* [RECORD SET]
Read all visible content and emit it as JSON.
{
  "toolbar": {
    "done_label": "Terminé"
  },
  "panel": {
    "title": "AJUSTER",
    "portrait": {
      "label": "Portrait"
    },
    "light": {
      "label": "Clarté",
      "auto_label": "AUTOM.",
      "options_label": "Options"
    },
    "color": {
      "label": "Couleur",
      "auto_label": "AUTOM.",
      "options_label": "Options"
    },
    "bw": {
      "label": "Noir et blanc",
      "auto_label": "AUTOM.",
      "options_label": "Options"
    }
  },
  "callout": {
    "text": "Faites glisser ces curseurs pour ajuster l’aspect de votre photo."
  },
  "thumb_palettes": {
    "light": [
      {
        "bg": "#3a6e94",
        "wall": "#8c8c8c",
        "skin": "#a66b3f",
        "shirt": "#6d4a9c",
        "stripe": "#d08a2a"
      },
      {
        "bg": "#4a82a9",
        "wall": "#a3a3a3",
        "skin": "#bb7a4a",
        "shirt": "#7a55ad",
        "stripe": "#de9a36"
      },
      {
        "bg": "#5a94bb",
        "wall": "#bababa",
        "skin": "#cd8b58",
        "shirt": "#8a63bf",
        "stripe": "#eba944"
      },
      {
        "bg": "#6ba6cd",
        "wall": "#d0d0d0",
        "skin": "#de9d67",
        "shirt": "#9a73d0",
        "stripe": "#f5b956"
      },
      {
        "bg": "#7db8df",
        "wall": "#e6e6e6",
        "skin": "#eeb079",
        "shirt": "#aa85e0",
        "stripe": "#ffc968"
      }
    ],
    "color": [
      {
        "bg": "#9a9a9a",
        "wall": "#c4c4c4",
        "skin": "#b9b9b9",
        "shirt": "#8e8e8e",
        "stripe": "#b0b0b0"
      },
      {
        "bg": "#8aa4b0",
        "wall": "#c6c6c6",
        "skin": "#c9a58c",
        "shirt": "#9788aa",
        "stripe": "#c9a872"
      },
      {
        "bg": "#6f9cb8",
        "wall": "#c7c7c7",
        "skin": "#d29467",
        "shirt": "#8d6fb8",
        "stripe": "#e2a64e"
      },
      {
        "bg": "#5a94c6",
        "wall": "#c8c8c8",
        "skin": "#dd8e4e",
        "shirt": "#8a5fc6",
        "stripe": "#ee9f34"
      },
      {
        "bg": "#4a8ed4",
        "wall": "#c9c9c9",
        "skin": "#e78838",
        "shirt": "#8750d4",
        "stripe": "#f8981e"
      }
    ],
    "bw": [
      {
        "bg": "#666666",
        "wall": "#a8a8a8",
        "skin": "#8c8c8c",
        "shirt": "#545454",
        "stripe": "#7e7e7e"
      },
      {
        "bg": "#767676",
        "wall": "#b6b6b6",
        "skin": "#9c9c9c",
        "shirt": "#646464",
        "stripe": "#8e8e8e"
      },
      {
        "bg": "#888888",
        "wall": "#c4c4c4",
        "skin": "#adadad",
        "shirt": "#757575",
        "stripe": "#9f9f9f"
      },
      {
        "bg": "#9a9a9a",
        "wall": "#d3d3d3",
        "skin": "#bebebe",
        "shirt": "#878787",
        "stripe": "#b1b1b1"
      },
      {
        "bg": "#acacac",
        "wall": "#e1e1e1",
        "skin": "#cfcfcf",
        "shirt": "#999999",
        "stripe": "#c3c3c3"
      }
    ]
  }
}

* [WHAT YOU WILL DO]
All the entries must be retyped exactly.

* [ANSWER SPACE]
Read all visible content and emit it as JSON.
{
  "toolbar": {
    "done_label": "Terminé"
  },
  "panel": {
    "title": "AJUSTER",
    "portrait": {
      "label": "Portrait"
    },
    "light": {
      "label": "Clarté",
      "auto_label": "AUTOM.",
      "options_label": "Options"
    },
    "color": {
      "label": "Couleur",
      "auto_label": "AUTOM.",
      "options_label": "Options"
    },
    "bw": {
      "label": "Noir et blanc",
      "auto_label": "AUTOM.",
      "options_label": "Options"
    }
  },
  "callout": {
    "text": "Faites glisser ces curseurs pour ajuster l’aspect de votre photo."
  },
  "thumb_palettes": {
    "light": [
      {
        "bg": "#3a6e94",
        "wall": "#8c8c8c",
        "skin": "#a66b3f",
        "shirt": "#6d4a9c",
        "stripe": "#d08a2a"
      },
      {
        "bg": "#4a82a9",
        "wall": "#a3a3a3",
        "skin": "#bb7a4a",
        "shirt": "#7a55ad",
        "stripe": "#de9a36"
      },
      {
        "bg": "#5a94bb",
        "wall": "#bababa",
        "skin": "#cd8b58",
        "shirt": "#8a63bf",
        "stripe": "#eba944"
      },
      {
        "bg": "#6ba6cd",
        "wall": "#d0d0d0",
        "skin": "#de9d67",
        "shirt": "#9a73d0",
        "stripe": "#f5b956"
      },
      {
        "bg": "#7db8df",
        "wall": "#e6e6e6",
        "skin": "#eeb079",
        "shirt": "#aa85e0",
        "stripe": "#ffc968"
      }
    ],
    "color": [
      {
        "bg": "#9a9a9a",
        "wall": "#c4c4c4",
        "skin": "#b9b9b9",
        "shirt": "#8e8e8e",
        "stripe": "#b0b0b0"
      },
      {
        "bg": "#8aa4b0",
        "wall": "#c6c6c6",
        "skin": "#c9a58c",
        "shirt": "#9788aa",
        "stripe": "#c9a872"
      },
      {
        "bg": "#6f9cb8",
        "wall": "#c7c7c7",
        "skin": "#d29467",
        "shirt": "#8d6fb8",
        "stripe": "#e2a64e"
      },
      {
        "bg": "#5a94c6",
        "wall": "#c8c8c8",
        "skin": "#dd8e4e",
        "shirt": "#8a5fc6",
        "stripe": "#ee9f34"
      },
      {
        "bg": "#4a8ed4",
        "wall": "#c9c9c9",
        "skin": "#e78838",
        "shirt": "#8750d4",
        "stripe": "#f8981e"
      }
    ],
    "bw": [
      {
        "bg": "#666666",
        "wall": "#a8a8a8",
        "skin": "#8c8c8c",
        "shirt": "#545454",
        "stripe": "#7e7e7e"
      },
      {
        "bg": "#767676",
        "wall": "#b6b6b6",
        "skin": "#9c9c9c",
        "shirt": "#646464",
        "stripe": "#8e8e8e"
      },
      {
        "bg": "#888888",
        "wall": "#c4c4c4",
        "skin": "#adadad",
        "shirt": "#757575",
        "stripe": "#9f9f9f"
      },
      {
        "bg": "#9a9a9a",
        "wall": "#d3d3d3",
        "skin": "#bebebe",
        "shirt": "#878787",
        "stripe": "#b1b1b1"
      },
      {
        "bg": "#acacac",
        "wall": "#e1e1e1",
        "skin": "#cfcfcf",
        "shirt": "#999999",
        "stripe": "#c3c3c3"
      }
    ]
  }
}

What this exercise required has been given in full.